WORK TO COMPLETE:
In the records below, work out how many lines hold the word "subtitle". Report the number alone.

GIVEN DATA:
"""

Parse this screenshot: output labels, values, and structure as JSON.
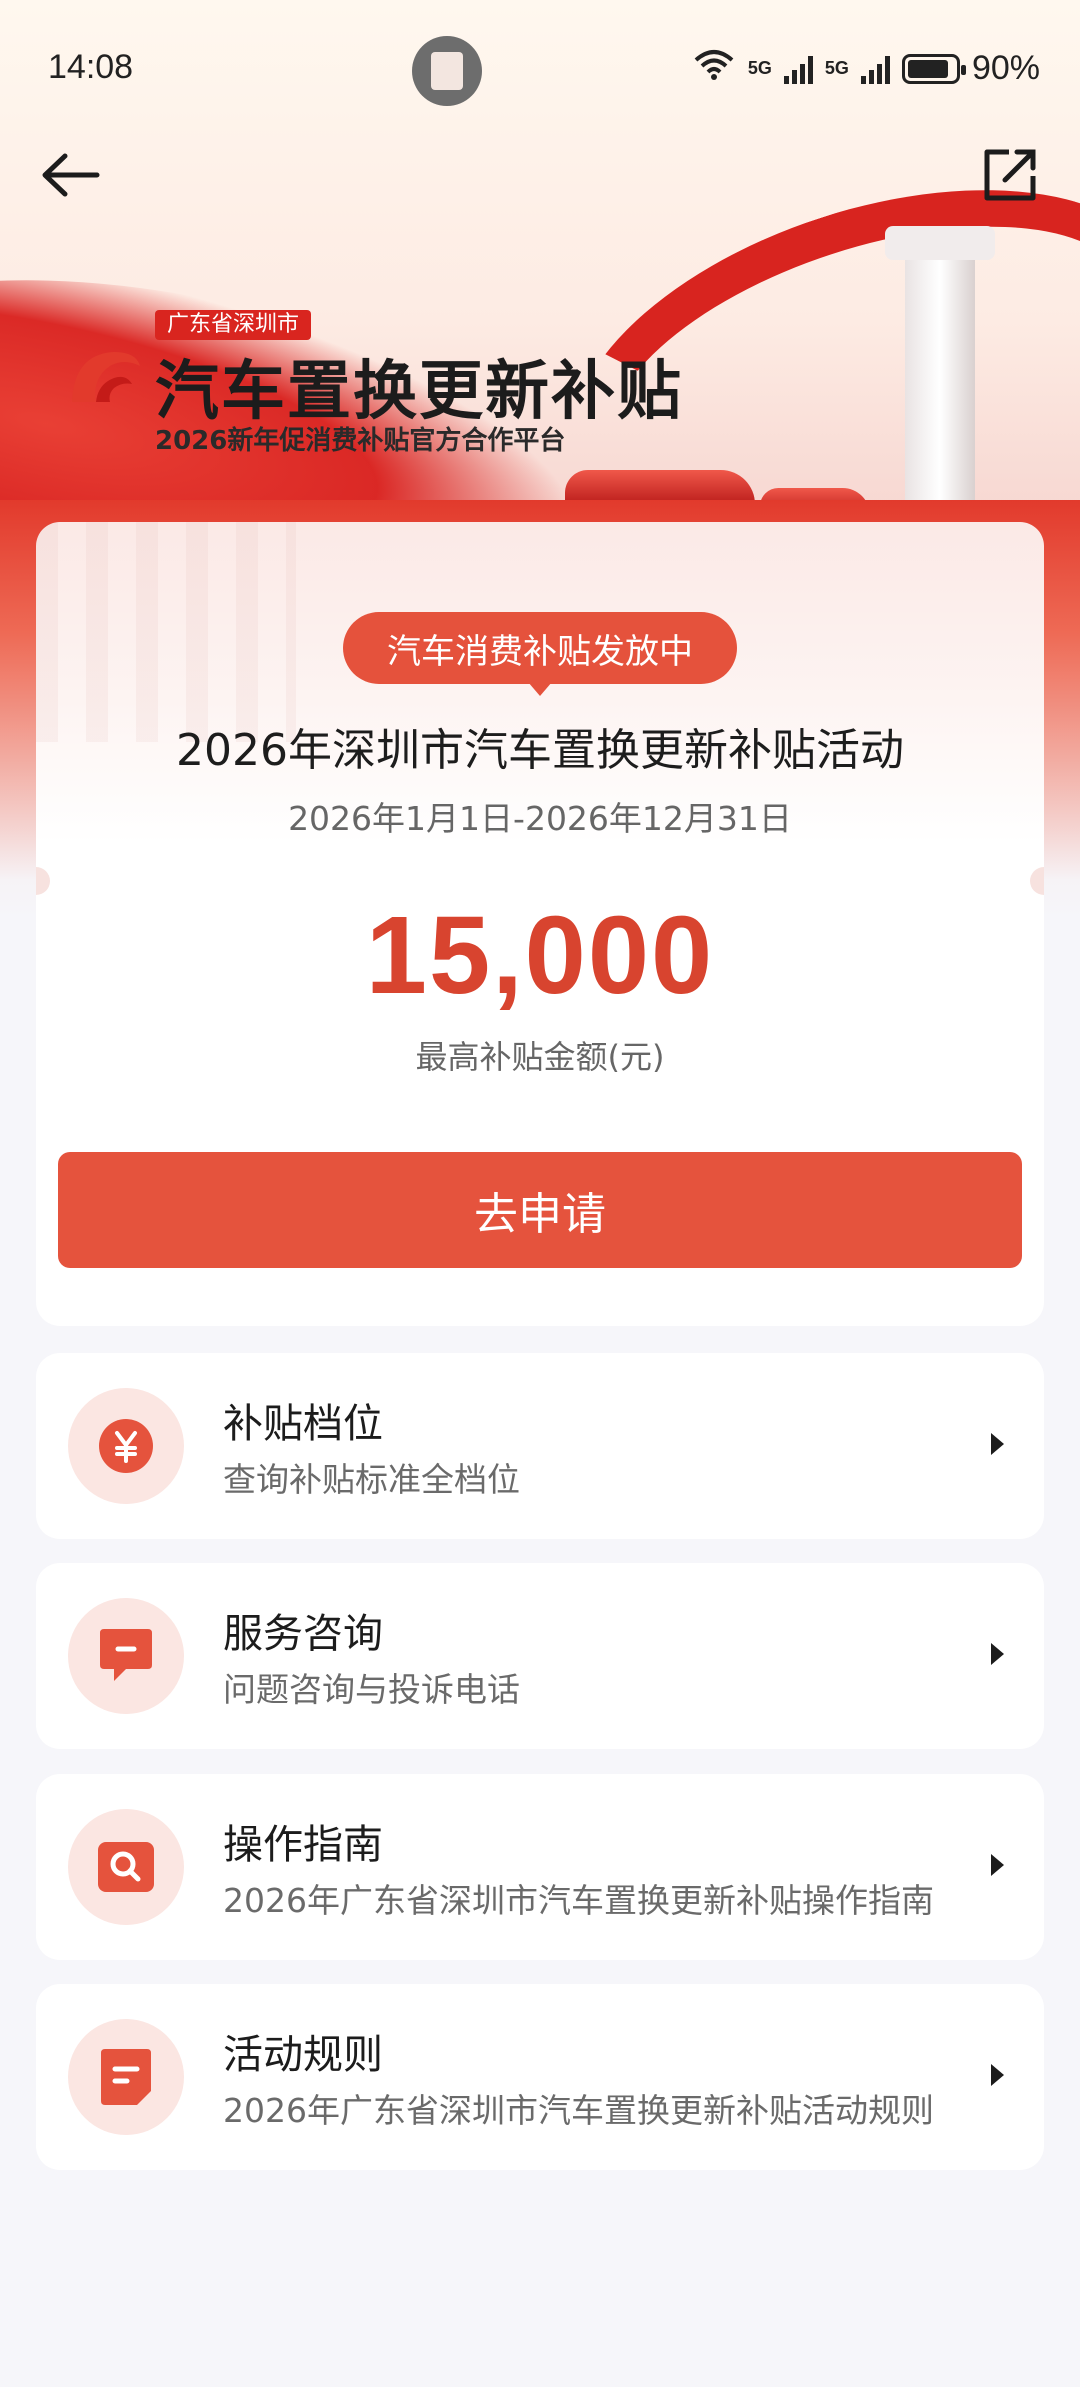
{
  "status_bar": {
    "time": "14:08",
    "signal_1": "6",
    "signal_2": "5G",
    "signal_3": "5G",
    "battery": "90%"
  },
  "banner": {
    "city": "广东省深圳市",
    "title": "汽车置换更新补贴",
    "subtitle": "2026新年促消费补贴官方合作平台"
  },
  "main": {
    "badge": "汽车消费补贴发放中",
    "title": "2026年深圳市汽车置换更新补贴活动",
    "dates": "2026年1月1日-2026年12月31日",
    "amount": "15,000",
    "amount_label": "最高补贴金额(元)",
    "apply_label": "去申请"
  },
  "list": [
    {
      "title": "补贴档位",
      "subtitle": "查询补贴标准全档位",
      "icon": "yuan-icon"
    },
    {
      "title": "服务咨询",
      "subtitle": "问题咨询与投诉电话",
      "icon": "chat-icon"
    },
    {
      "title": "操作指南",
      "subtitle": "2026年广东省深圳市汽车置换更新补贴操作指南",
      "icon": "search-icon"
    },
    {
      "title": "活动规则",
      "subtitle": "2026年广东省深圳市汽车置换更新补贴活动规则",
      "icon": "document-icon"
    }
  ],
  "colors": {
    "accent": "#e5533d",
    "amount": "#d8442f",
    "banner_red": "#d9251f"
  }
}
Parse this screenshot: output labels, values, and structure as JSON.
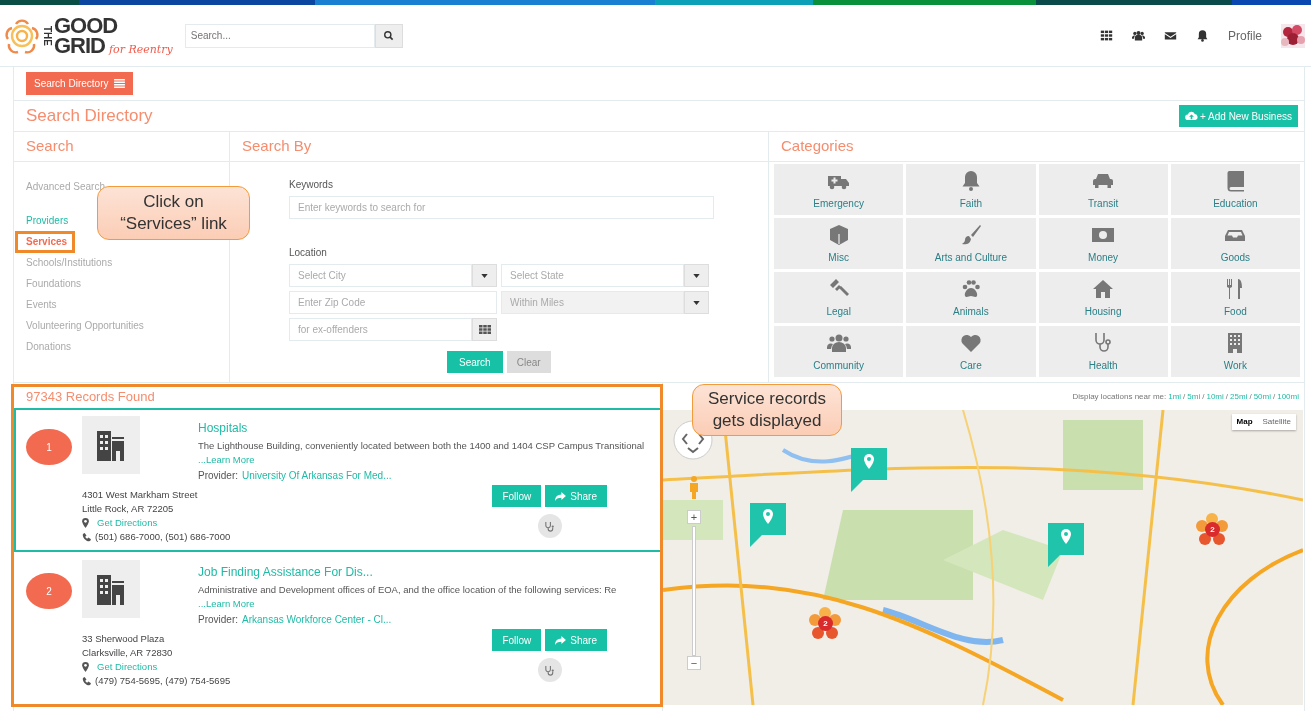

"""

TASK RESPONSE:
5